Friday, March 20, 2009
That's the sign on my fridge magnet, straight from the Loveless Cafe in Nashville, TN. I certainly have enough things to put ON biscuits, and have spent years hunting for the best biscuit recipe.
I've tried bisquick (great for sausage cheese balls, but not biscuits), "make a mix" recipes (I can't stand powdered milk and can taste it in baked goods), and my "go to" recipe from Cooks Illustrated (uses a stick of butter). Still...biscuit bliss has eluded me. When we visited the cafe last December, I understood why so many fans clamor for the special recipe. The "biscuit lady" has been on everything from news shows to Martha Stewart, but you can't find the recipe anywhere. Hmm...wonder why that is? What is it about a biscuit recipe that wouldn't go over well with the general public but yet will keep them coming back for more?
Hmm...c'mon Renee, think like a restaurant owner. If I owned a cafe and had to use 1 stick of butter per 2 cups of flour that would be pretty pricey. Isn't there another ingredient that costs less and would work as well or better? There is, but you might not want to hear what it is.
Ok, if you've read this far, you're probably curious :-)
Lard. Sorry folks, but there it is. Know why crisco is hailed as "all-vegetable"? Because lard is "all animal."
Now before you continue with your "I would never cook with this" freak-out, let me assure you that this recipe uses half the fat of my previous recipe. Just 1/4 c. instead of 1/2 c. If you want a butter flavor, then put the real butter on your biscuits, not in them. Call these "old fashioned" or "granny's" biscuits and you'll feel nostalgic about your ingredients of choice.
Other secrets -
1. White Lily flour. You can buy it at HEB here in town. White Lily comes from TN and is a lower protein (therefore more tender) flour than general all-purpose. Sorry, but this "biscuit lady" won't let you take shortcuts. The right flour makes a difference.
2. High oven temperature. 500 degrees sounds like a lot, but you want that initial blast of heat that produces more steam and a higher rise to your biscuit.
3. Watch the hands!

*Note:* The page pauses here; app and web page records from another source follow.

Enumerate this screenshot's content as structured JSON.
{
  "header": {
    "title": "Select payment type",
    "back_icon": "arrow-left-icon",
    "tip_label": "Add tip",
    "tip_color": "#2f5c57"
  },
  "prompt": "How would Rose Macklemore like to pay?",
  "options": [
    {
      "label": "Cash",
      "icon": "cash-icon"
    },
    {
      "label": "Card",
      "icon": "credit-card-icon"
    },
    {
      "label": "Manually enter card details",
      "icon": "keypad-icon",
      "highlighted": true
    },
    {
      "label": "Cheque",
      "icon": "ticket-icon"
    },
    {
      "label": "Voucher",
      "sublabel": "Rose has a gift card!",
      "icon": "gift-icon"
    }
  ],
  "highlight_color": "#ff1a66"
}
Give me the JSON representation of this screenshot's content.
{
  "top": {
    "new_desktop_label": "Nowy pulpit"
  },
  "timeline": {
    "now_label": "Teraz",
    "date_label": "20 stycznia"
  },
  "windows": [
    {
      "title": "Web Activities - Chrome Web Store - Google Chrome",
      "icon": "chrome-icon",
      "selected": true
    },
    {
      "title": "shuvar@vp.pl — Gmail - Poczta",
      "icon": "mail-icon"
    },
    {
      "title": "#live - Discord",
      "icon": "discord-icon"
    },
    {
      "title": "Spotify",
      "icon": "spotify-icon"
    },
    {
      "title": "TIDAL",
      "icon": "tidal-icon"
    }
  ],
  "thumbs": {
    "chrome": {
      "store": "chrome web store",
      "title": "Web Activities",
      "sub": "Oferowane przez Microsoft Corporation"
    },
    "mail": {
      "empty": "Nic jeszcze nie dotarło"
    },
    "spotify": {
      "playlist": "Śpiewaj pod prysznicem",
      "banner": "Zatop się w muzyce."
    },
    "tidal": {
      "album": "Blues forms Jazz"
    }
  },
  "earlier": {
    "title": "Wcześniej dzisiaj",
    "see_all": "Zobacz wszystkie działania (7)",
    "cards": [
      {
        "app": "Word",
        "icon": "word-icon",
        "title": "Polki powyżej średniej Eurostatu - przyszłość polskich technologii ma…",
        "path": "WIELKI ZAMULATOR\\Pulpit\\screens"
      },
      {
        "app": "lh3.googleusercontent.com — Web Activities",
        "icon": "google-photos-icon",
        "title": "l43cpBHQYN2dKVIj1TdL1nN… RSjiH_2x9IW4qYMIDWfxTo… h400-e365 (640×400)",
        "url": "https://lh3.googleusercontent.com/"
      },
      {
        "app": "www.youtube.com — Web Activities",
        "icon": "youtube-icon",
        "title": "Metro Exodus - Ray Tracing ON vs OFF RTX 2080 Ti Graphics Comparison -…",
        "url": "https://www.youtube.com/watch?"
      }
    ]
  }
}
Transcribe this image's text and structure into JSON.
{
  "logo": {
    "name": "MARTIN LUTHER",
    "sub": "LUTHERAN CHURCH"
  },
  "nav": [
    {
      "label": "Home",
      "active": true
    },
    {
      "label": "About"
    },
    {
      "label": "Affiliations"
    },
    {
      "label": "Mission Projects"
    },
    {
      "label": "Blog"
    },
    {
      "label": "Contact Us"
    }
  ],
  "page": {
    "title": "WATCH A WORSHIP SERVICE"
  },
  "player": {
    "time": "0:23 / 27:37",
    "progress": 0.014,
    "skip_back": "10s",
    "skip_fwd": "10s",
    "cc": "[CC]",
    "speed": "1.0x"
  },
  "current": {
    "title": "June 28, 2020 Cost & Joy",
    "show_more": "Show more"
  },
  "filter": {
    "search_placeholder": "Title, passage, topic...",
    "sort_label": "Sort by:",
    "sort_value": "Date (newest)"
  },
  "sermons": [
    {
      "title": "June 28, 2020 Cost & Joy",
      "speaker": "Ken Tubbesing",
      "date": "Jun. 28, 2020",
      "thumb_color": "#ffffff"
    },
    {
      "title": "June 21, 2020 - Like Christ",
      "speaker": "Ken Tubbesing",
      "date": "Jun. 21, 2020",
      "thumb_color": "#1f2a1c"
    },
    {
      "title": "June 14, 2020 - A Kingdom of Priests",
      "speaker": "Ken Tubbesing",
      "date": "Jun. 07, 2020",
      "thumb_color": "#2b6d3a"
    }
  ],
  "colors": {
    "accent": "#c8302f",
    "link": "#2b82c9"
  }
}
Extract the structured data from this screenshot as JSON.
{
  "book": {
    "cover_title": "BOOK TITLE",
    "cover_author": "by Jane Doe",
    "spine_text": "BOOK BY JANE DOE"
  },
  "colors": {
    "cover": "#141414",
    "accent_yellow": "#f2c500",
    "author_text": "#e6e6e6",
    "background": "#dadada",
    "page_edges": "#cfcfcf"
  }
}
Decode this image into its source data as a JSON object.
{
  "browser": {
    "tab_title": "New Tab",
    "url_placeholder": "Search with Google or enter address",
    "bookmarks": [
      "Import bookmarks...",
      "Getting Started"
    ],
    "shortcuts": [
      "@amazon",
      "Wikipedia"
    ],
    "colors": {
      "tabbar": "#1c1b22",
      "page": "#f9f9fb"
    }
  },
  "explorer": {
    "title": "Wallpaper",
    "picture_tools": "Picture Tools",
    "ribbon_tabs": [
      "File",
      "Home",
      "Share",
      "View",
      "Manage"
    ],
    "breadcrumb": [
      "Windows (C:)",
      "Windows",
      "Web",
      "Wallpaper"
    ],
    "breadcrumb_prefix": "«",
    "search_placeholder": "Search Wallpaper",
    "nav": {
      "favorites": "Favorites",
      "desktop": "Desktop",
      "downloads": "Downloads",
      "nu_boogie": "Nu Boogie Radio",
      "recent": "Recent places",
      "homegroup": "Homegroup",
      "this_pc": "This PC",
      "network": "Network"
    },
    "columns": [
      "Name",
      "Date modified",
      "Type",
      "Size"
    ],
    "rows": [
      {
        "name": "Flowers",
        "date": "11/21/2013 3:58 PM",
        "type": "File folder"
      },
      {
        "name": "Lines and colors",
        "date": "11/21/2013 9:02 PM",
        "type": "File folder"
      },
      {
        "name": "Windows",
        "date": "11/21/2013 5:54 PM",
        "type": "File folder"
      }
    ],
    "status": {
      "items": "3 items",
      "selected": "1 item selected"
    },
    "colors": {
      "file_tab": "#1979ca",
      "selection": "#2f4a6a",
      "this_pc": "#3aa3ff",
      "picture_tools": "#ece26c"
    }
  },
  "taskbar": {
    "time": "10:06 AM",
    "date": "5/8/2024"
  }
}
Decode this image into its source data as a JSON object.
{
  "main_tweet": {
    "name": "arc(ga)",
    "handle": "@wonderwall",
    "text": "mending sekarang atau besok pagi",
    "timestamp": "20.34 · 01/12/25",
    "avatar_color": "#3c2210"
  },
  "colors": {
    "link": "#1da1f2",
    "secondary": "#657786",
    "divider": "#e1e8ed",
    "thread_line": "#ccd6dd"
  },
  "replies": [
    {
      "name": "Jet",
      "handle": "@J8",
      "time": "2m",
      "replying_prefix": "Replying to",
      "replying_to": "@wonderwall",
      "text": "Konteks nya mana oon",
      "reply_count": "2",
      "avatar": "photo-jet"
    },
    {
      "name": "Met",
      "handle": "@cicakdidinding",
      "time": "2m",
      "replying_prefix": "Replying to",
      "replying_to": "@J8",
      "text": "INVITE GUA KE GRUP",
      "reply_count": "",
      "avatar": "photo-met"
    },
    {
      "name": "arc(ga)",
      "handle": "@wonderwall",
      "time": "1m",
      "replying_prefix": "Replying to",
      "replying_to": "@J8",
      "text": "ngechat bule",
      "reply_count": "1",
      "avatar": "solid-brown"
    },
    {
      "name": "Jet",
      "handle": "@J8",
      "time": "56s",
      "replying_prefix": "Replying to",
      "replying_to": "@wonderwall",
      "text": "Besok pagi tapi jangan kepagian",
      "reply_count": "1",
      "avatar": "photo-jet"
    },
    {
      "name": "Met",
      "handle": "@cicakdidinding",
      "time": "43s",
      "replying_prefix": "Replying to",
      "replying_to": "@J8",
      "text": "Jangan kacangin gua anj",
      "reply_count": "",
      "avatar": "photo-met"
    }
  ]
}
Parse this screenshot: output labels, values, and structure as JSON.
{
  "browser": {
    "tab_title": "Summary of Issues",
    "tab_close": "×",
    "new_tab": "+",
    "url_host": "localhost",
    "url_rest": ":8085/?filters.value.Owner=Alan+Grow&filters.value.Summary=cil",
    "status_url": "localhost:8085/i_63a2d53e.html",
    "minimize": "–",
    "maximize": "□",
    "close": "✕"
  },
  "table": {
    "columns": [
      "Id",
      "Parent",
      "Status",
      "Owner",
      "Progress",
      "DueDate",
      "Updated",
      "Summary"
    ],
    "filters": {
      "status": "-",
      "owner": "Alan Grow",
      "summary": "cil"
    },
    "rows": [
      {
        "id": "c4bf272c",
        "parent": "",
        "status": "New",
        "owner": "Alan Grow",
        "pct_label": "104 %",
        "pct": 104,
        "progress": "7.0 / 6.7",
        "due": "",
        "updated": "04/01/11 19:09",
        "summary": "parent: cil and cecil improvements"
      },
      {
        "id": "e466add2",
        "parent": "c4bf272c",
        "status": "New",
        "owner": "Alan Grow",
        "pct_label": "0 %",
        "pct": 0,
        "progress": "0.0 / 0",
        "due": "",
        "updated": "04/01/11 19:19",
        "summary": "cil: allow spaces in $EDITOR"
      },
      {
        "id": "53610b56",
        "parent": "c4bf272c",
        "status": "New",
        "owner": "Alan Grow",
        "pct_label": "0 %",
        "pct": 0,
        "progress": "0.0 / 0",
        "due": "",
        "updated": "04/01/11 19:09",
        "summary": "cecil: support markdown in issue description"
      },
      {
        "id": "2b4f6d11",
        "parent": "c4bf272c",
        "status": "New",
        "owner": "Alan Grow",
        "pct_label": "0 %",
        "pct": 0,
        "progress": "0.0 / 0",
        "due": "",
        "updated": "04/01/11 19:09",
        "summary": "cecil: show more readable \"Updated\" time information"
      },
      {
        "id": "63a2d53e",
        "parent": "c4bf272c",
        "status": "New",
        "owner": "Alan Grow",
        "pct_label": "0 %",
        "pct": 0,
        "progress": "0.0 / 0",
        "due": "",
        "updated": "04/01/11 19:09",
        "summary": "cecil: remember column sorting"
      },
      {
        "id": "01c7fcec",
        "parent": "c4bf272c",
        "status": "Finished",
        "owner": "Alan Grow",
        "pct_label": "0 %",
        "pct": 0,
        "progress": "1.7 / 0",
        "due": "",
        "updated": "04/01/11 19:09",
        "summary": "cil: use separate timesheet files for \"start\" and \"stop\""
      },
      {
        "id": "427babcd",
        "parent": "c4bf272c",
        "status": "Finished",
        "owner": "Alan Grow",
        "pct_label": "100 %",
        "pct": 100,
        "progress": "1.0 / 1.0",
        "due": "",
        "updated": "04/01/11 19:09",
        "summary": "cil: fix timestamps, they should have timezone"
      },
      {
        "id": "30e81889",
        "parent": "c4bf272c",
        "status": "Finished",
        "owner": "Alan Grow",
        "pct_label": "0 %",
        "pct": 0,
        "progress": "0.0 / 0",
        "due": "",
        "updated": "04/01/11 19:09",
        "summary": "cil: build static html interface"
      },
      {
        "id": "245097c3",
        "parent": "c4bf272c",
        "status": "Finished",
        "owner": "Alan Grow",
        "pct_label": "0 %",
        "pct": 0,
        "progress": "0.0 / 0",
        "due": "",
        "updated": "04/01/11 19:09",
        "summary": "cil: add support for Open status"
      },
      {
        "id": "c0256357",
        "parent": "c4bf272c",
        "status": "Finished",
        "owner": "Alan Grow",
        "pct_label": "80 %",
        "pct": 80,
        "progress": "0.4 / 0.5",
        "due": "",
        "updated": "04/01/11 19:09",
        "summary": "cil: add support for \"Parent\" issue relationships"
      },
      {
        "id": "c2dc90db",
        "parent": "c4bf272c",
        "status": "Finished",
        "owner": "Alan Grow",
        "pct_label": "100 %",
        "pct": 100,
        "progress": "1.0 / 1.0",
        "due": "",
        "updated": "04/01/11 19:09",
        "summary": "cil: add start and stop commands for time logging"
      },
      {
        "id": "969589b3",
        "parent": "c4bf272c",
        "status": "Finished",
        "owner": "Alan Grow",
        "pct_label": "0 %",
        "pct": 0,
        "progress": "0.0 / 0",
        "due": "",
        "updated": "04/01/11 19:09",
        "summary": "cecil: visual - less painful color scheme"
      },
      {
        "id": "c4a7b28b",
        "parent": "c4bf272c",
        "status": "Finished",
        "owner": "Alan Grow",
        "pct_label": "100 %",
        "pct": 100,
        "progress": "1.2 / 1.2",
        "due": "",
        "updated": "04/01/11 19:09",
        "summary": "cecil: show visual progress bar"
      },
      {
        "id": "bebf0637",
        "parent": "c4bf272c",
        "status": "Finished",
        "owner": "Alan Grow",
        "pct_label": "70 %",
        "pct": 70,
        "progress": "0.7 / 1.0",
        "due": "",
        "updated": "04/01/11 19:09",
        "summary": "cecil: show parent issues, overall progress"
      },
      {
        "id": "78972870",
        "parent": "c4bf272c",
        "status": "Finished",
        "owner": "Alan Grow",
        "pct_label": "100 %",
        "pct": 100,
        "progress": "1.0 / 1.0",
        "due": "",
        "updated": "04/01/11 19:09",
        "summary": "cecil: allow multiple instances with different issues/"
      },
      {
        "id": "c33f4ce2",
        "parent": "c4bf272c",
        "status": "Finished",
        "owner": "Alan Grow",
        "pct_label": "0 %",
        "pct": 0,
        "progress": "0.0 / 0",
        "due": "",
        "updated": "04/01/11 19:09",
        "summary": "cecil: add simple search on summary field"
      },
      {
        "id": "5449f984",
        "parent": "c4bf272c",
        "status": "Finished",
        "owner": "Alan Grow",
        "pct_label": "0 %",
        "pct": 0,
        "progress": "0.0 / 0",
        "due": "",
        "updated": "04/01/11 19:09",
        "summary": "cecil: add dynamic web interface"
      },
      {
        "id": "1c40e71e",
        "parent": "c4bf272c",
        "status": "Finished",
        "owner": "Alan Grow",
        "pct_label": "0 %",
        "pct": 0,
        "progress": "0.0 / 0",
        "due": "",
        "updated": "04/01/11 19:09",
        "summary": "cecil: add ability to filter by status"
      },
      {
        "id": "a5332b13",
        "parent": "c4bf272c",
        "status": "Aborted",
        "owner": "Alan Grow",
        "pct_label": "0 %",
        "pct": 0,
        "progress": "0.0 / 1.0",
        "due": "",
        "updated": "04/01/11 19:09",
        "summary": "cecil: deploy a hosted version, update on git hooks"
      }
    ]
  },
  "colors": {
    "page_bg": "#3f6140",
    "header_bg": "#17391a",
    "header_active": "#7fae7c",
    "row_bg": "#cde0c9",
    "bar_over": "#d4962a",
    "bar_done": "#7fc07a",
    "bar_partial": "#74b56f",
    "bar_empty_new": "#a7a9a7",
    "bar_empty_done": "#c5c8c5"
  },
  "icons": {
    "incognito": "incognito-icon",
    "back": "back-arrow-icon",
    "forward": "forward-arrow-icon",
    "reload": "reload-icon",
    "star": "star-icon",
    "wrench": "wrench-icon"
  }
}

Don't handle these any more than necessary. Handling develops gluten and that makes for little hockey pucks, not biscuits anyone will want to eat.
Ready? Here we go
2 c. white lily flour, plus extra for rolling out biscuits
1 T. baking powder
1/2 t. salt
3/4 c. buttermilk
1/4 c. lard
Preheat oven to 500 degrees and spray baking sheet w/ Pam.
Mix dry ingredients. Use a pastry cutter to cut in lard until mixture resembles coarse crumbs. Pour in buttermilk and use a spoon or spatula to combine. Finish kneading lightly to incorporate the flour left in the bowl. Turn out onto floured countertop and pat into a rectangle 1/2 inch or so thick. Use a biscuit cutter to cut biscuits (push straight down. Twisting the cutter is a no-no.) Try to cut as many out the first time as you can. Re-roll the scraps as little as possible. Place biscuits on baking sheet with sides touching and bake for 8 minutes. Serve warm because they don't keep well. Not that you're likely to have any leftovers!
We've been having a great time this week with Katie and Josh here. Just last night our little "mommy to be" was a vision of confectionary loveliness, sitting on the couch, knitting away on Emmie's pink blanket.
Other spring break highlights - Many midnight wii tournaments. I hear lots of laughter downstairs until the wii hours (Groan! You knew I'd fit that in there didn't you?)
-Many yummy meals! Recipes coming soon.
-Meals out: We've hit everything from upscale (Hubbell and Hudson bistro up in the Woodlands) to downhome (new Rudy's BBQ on 290. Buy the sauce.)
-Scenic drives - what is spring in Texas without bluebonnets?
-Shopping - outlet mall, Katy Mills, and for the guys...comic book stores.
Up next is the baby shower with the Mulberrian bunch. Watch for pictures of Kelsey's newest cakestravaganza.